    Bernard Spolsky

For a long time, scholars have attempted to tease out the factors leading to difficulty in foreign language learners. In the first paper, Soo-Ok Kweon from Korea investigates verb splits, Korean words like malhata that have several alternatives in English (tell, say, talk, speak). In the next, Karen Kow Yip Cheng and Amir Biglar Beigi Ghajarieh, both from Malaysia, discuss gendered discourse and how it may be manifested and avoided in the EFL classroom. The concern for focus on form in EFL is discussed by Beibei Zhao from China looking at corrective feedback in some primary classrooms. In the next paper, Benjamin Li from Hong Kong reports on the attitudes of teachers and principals there to a new second school English curriculum. In another study, Wenhua Cheng from China studies the development of teachers over a four month period in an on-site model of teachers' professional development. In another study from Hong Kong, Eunice Tang establishes that the lexicon of local textbooks is impoverished when compared to two standard word lists. Next, Ahmad Reza Eghtesadi and Hossein Navidinia from Iran show that the academic writing in two Iranian EFL journals varies considerably in metadiscourse. In the next paper, three Iranian scholars, Mohammad Rahimi, Firooz Sadighi and Zahra Alimorad Dastkhezr, report on an intensive study of the reading strategies of some learners. From Taiwan, Hung-chun Wang describes a study of the learning of phrasal verbs by university students. Mojtaba Mohammadi from Iran also deals with corrective feedback, but in teaching writing at the university level. Following up on studies in the UK and New Zealand, Le Van Canh (preparing now for the next Asia TEFL conference in Vietnam) and Roger Barnard (from New Zealand) report on teacher beliefs about the best way to teach grammar. In the next study, three Iranian scholars Razieh Rabbani Yekta, Saeed Ketabi and Mansoor Tavakoli investigate the value of using videos in developing critical thinking in EFL studies. Shien Sakai and Akiko Takagi from Japan studied students at 16 universities and confirmed the relation between proficiency and learner autonomy. Studying university students in Taiwan, Shin-ying Huang found that they appreciated but were not threatened by the power of English as a global language. Subrata Kumar Bhowmik, a doctoral student in the USA from Bangladesh, reports evidence supporting the view that EFL (as opposed to ESL) contexts are over-representing in second language writing teaching research and literature. Finally, Xiaoling Ji compares compositions of sophomore and senior students from four universities, finding institutional variation and learning of some features and a decline in accuracy.

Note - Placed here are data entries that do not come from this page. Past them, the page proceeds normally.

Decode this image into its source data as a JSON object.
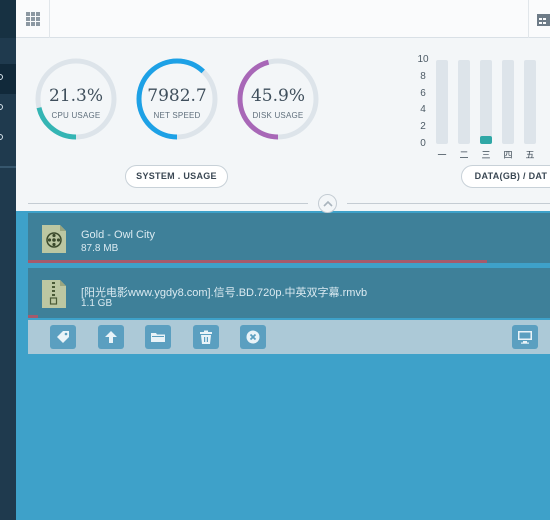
{
  "colors": {
    "sidebar": "#1f3a4e",
    "panel_bg": "#f3f6f8",
    "main_bg": "#3ea1c9",
    "list_item_bg": "#3e8099",
    "toolbar_bg": "#acc9d7",
    "button_bg": "#5b9fc0",
    "cpu_accent": "#34b5b4",
    "net_accent": "#1da1e6",
    "disk_accent": "#a867b7",
    "bar_fill": "#2fa7a6",
    "progress": "#a55a6c"
  },
  "toolbar_top": {
    "left_icon": "grid-menu-icon",
    "right_icon": "calendar-icon"
  },
  "gauges": [
    {
      "value": "21.3%",
      "label": "CPU USAGE",
      "fraction": 0.213
    },
    {
      "value": "7982.7",
      "label": "NET SPEED",
      "fraction": 0.62
    },
    {
      "value": "45.9%",
      "label": "DISK USAGE",
      "fraction": 0.459
    }
  ],
  "system_usage_label": "SYSTEM . USAGE",
  "data_label": "DATA(GB) / DAT",
  "chart_data": {
    "type": "bar",
    "categories": [
      "一",
      "二",
      "三",
      "四",
      "五"
    ],
    "values": [
      0,
      0,
      1,
      0,
      0
    ],
    "ylim": [
      0,
      10
    ],
    "yticks": [
      "10",
      "8",
      "6",
      "4",
      "2",
      "0"
    ]
  },
  "downloads": [
    {
      "name": "Gold - Owl City",
      "size": "87.8 MB",
      "icon": "music-file-icon",
      "progress": 0.88
    },
    {
      "name": "[阳光电影www.ygdy8.com].信号.BD.720p.中英双字幕.rmvb",
      "size": "1.1 GB",
      "icon": "archive-file-icon",
      "progress": 0.02
    }
  ],
  "actions": {
    "tag": "tag-icon",
    "upload": "arrow-up-icon",
    "folder": "folder-icon",
    "delete": "trash-icon",
    "cancel": "close-circle-icon",
    "monitor": "monitor-icon"
  }
}
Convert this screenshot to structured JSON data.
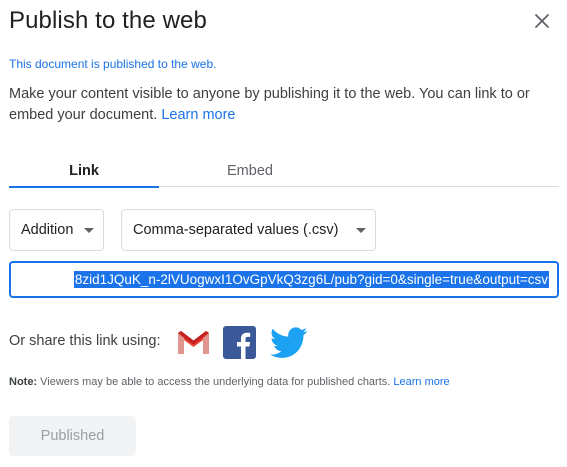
{
  "dialog": {
    "title": "Publish to the web",
    "close_icon": "close-icon"
  },
  "status": {
    "published_message": "This document is published to the web."
  },
  "description": {
    "text": "Make your content visible to anyone by publishing it to the web. You can link to or embed your document.",
    "learn_more": "Learn more"
  },
  "tabs": [
    {
      "label": "Link",
      "active": true
    },
    {
      "label": "Embed",
      "active": false
    }
  ],
  "options": {
    "sheet_selected": "Addition",
    "format_selected": "Comma-separated values (.csv)"
  },
  "url": {
    "value": "8zid1JQuK_n-2lVUogwxI1OvGpVkQ3zg6L/pub?gid=0&single=true&output=csv"
  },
  "share": {
    "label": "Or share this link using:",
    "icons": [
      "gmail-icon",
      "facebook-icon",
      "twitter-icon"
    ]
  },
  "note": {
    "prefix": "Note:",
    "text": " Viewers may be able to access the underlying data for published charts. ",
    "learn_more": "Learn more"
  },
  "footer": {
    "published_button": "Published"
  },
  "colors": {
    "accent": "#1a73e8",
    "gmail_red": "#ea4335",
    "facebook_blue": "#3b5998",
    "twitter_blue": "#1da1f2"
  }
}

The issue as a whole shows the continuation of good quality research in topics of current issues. The scope of the studies, as I have previously noted, is still quite limited, taking part in the spare time of busy teachers with no support for larger research studies. One is impressed again by the number of papers from Iran. There are several countries unrepresented and one hopes this will be remedied. Again, I express the admiration of the work of Jihyeon Jeon and her team of assistants in judging and helping revise these papers.

Bernard Spolsky